Blues Here and There

BLUES, HERE AND THERE
(An Observation, June 18, 2011)
 
            My wife Gerri and I were in Silver Spring, Maryland, during the weekend, for the Farmer’s Market and a Blues Festival. We sat under a tree sipping a mocha frappe near the stage set up on Fenton Street, which had been blocked off to cars for the market. We had come to hear the Blues. Watching the performance, I had the opportunity to ruminate on the presence of Blues today in our highly commercialized culture, and the awareness people have of the Blues.
We are a far cry from the poor young black transient male, guitar slung over his shoulder, singing for coins. The first band we heard was a group of skinny white 15-year-olds from a DC School Blues Awareness program. We sat and listened to them do creditable covers of songs like “Crossroads”, “Tied to the Whipping Post,” and “Pride and Joy.” Their frames of reference, obviously, were Eric Clapton, the Allman Brothers, and Stevie Ray Vaughn. That’s not a bad lineage, but it didn’t go far enough back for me. What about Jimmy Reed? His stuff is easy to play and good for bands. What about Robert Johnson, who inspired Clapton’s version of “Crossroads?”  What about the growling of Son House, or Big Mama Thornton? What about Muddy?
            I came to the Blues a couple of generations before these kids, through the influence of black Rock n’ Rollers, (either a corrupting or liberating influence; take your pick,) like Chuck Berry, Fats Domino and his New Orleans shuffle,  and Bo Diddley, who couldn’t play lead guitar, so he established his famous rhythm, famously called “Jungle Beat.” Each one of these guys has cut Blues albums independently from their Rock and Roll fame.
            I like folk music that people spontaneously create, and that’s where Blues comes from. Out of my own interest, I pursued the origins of Rock and Roll, and it led right to Muddy Waters, John Lee Hooker, Big Joe Turner and Memphis Minnie. I became more immersed in it, when I prepared and taught a class called “Blues and American Popular Music” for the bi-national center in Sao Paulo, Brazil. I had to learn much more to do this, and was happy to. I feel I understand American music better as a result of that.
            Part of my discovery was an answer to the questions I began with – why has Blues become so popular, here and around the world? When you have a world-class slide guitar player from Iceland, and another from Australia; a Japanese Blues shouter, and a group in South Africa called “The Blues Broers”. What accounts for that? In my understanding, it is the liberating effect of a music that arises from poverty and an isolated black community, trying to hold its ends together, that evokes such responses. It is a music of survival. The singer can sing about crushing poverty, drug addiction and alcoholism, spouse abuse, and other human tragedies, because he or she survived ‘em. Everyone can identify with the joy of survival.
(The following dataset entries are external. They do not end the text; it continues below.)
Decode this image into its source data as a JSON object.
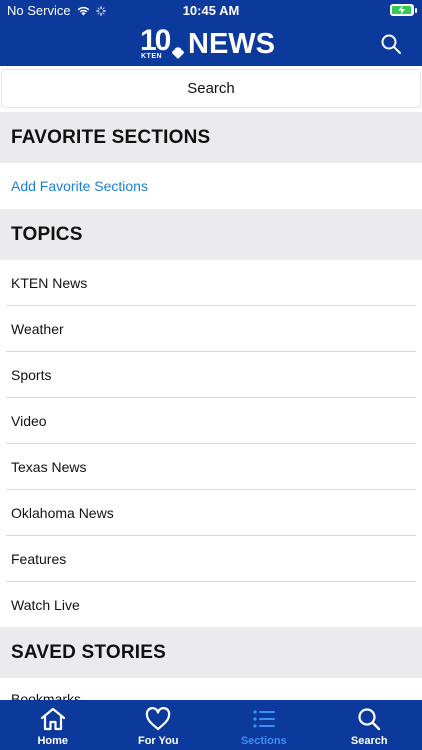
{
  "status_bar": {
    "carrier": "No Service",
    "time": "10:45 AM",
    "wifi_icon": "wifi-icon",
    "battery_icon": "battery-charging-icon"
  },
  "header": {
    "logo_number": "10",
    "logo_sub": "KTEN",
    "logo_word": "NEWS",
    "search_icon": "search-icon"
  },
  "search": {
    "label": "Search"
  },
  "favorite_sections": {
    "title": "FAVORITE SECTIONS",
    "add_label": "Add Favorite Sections"
  },
  "topics": {
    "title": "TOPICS",
    "items": [
      "KTEN News",
      "Weather",
      "Sports",
      "Video",
      "Texas News",
      "Oklahoma News",
      "Features",
      "Watch Live"
    ]
  },
  "saved_stories": {
    "title": "SAVED STORIES",
    "items": [
      "Bookmarks"
    ]
  },
  "tab_bar": {
    "tabs": [
      {
        "label": "Home",
        "icon": "home-icon",
        "active": false
      },
      {
        "label": "For You",
        "icon": "heart-icon",
        "active": false
      },
      {
        "label": "Sections",
        "icon": "list-icon",
        "active": true
      },
      {
        "label": "Search",
        "icon": "search-icon",
        "active": false
      }
    ]
  },
  "colors": {
    "brand_blue": "#0b3a9c",
    "link_blue": "#1a7fd6",
    "active_tab": "#3d8ff5",
    "section_bg": "#ebeaec"
  }
}
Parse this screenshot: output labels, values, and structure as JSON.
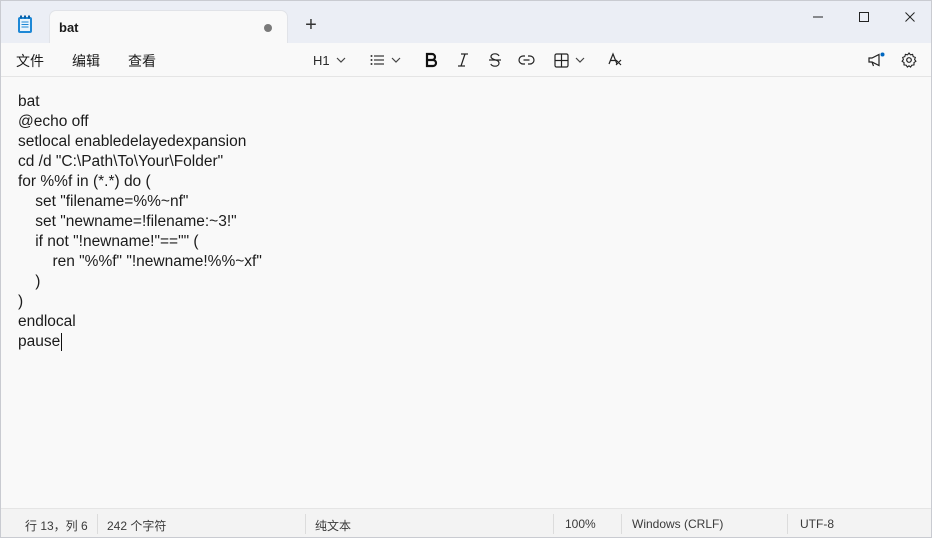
{
  "tab": {
    "title": "bat"
  },
  "new_tab_label": "+",
  "menu": {
    "file": "文件",
    "edit": "编辑",
    "view": "查看"
  },
  "toolbar": {
    "heading_label": "H1",
    "icons": [
      "list-icon",
      "bold-icon",
      "italic-icon",
      "strikethrough-icon",
      "link-icon",
      "table-icon",
      "clear-format-icon",
      "announcement-icon",
      "settings-icon"
    ]
  },
  "editor": {
    "lines": [
      "bat",
      "@echo off",
      "setlocal enabledelayedexpansion",
      "cd /d \"C:\\Path\\To\\Your\\Folder\"",
      "for %%f in (*.*) do (",
      "    set \"filename=%%~nf\"",
      "    set \"newname=!filename:~3!\"",
      "    if not \"!newname!\"==\"\" (",
      "        ren \"%%f\" \"!newname!%%~xf\"",
      "    )",
      ")",
      "endlocal",
      "pause"
    ]
  },
  "status": {
    "position": "行 13，列 6",
    "chars": "242 个字符",
    "format": "纯文本",
    "zoom": "100%",
    "line_ending": "Windows (CRLF)",
    "encoding": "UTF-8"
  },
  "colors": {
    "accent": "#0067c0",
    "title_bg": "#ebeef5",
    "editor_bg": "#f9f9f9"
  }
}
            Magazines like “Living Blues” celebrate only the black Bluesmen, and I agree that it’s a needed resource. They raise the argument that only black musicians can make the Blues. That hasn’t been true since the 30’s, and the music itself has spread all around the world as of today. Some of that is due to Blues ambassadors like Big Bill Broonzy and Leadbelly.
            I agree also that Blues should be taught in schools, and learned as an American cultural heritage. It’s a great and influential part of American music, and we need to celebrate that. But hearing a 13-year-old girl scream and growl like Koko Taylor, it becomes a little disconcerting.  Is it a little fraudulent, a little fake? “Maybe it’s a question of authenticity,” my wife says. “Maybe that’s what they’re looking for.” Maybe so.
            But it’s hard to argue for the authenticity of anything in our commercially exploitative culture, which eats itself alive. Everything is marketable, a tool for selling product; even our tragedies and national sins. Blues becomes a theme song for a TV show, or is used to sell us toothpaste, sugar-coated breakfast cereal, and $40,000 luxury cars. Remember the kids singing “I got the Blues” to sell us macaroni dinners? Are we just a bunch of suckers? Are we so blindly led, swallowing whole President Herbert Hoover’s  depression-era statement that “The business of America is business.”? Is there nothing else for us but the yearning for profit?
            Maybe by learning about the Blues, some kids will understand better America’s racial past. Maybe they’ll learn about our slave history, and see what that has done to us and for us. But the Blues is experienced as a way of life, for whomever claims it. That’s why I feel disconcerted when I watch a six-year-old white kid, holding his mom’s hand as they’re walking past us in the market, listening to the music, and he growls “Oh yeah!” like some seasoned church elder who has grown up in the call-and-response tradition of a Baptist church.